Two San Diego County school districts will get money from the state to enhance math and science instruction for disadvantaged students.

National School District is set to receive $600,000 and San Marcos Unified School District $480,000.

They are two of the 28 school districts that will share more than $18 million in California Mathematics and Science Partnership grants, State Superintendent of Public Instruction Tom Torlakson announced June 4.

“These grants will provide educators the support they need to teach California’s rigorous new standards to our most vulnerable students,” Torlakson said. “By enhancing the teaching and learning of math and science, students will gain the skills they need to prepare for college and 21st century careers in our high-tech economy.”

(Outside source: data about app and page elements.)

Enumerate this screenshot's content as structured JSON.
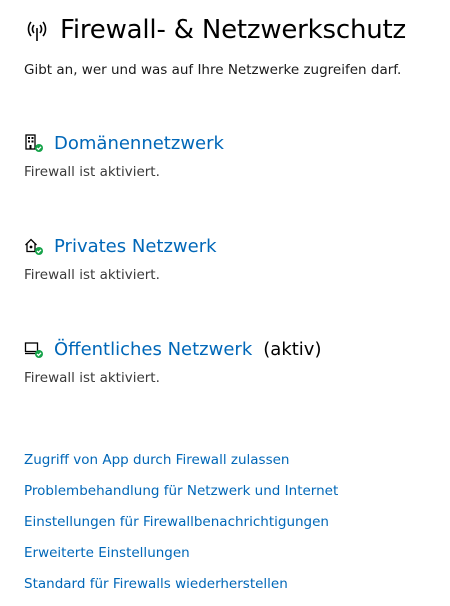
{
  "header": {
    "title": "Firewall- & Netzwerkschutz",
    "icon": "wireless-signal-icon"
  },
  "subtitle": "Gibt an, wer und was auf Ihre Netzwerke zugreifen darf.",
  "networks": [
    {
      "name": "Domänennetzwerk",
      "status": "Firewall ist aktiviert.",
      "active_label": "",
      "icon": "domain-building-icon"
    },
    {
      "name": "Privates Netzwerk",
      "status": "Firewall ist aktiviert.",
      "active_label": "",
      "icon": "private-home-icon"
    },
    {
      "name": "Öffentliches Netzwerk",
      "status": "Firewall ist aktiviert.",
      "active_label": "(aktiv)",
      "icon": "public-network-icon"
    }
  ],
  "links": [
    "Zugriff von App durch Firewall zulassen",
    "Problembehandlung für Netzwerk und Internet",
    "Einstellungen für Firewallbenachrichtigungen",
    "Erweiterte Einstellungen",
    "Standard für Firewalls wiederherstellen"
  ],
  "colors": {
    "link": "#0067b8",
    "check_badge": "#16a34a",
    "text": "#000000"
  }
}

The partnership is a federal grant administered by the state, designed to help local school districts partner with other education groups. These groups must be interested in providing professional development for teachers in math and science, but also technology and engineering, collectively known as STEM. In order to qualify for the grant, at least 40 percent of the districts’ students must be low-income.

Science and math instruction are crucial to California’s future. The number of STEM jobs in the past decade has grown three times as fast as other fields, and experts believe that trend will continue into the next decade.

For more detailed information, visit the California Department of Education’s CaMSP funding profile Web page and the CaMSP Funding Results Web page.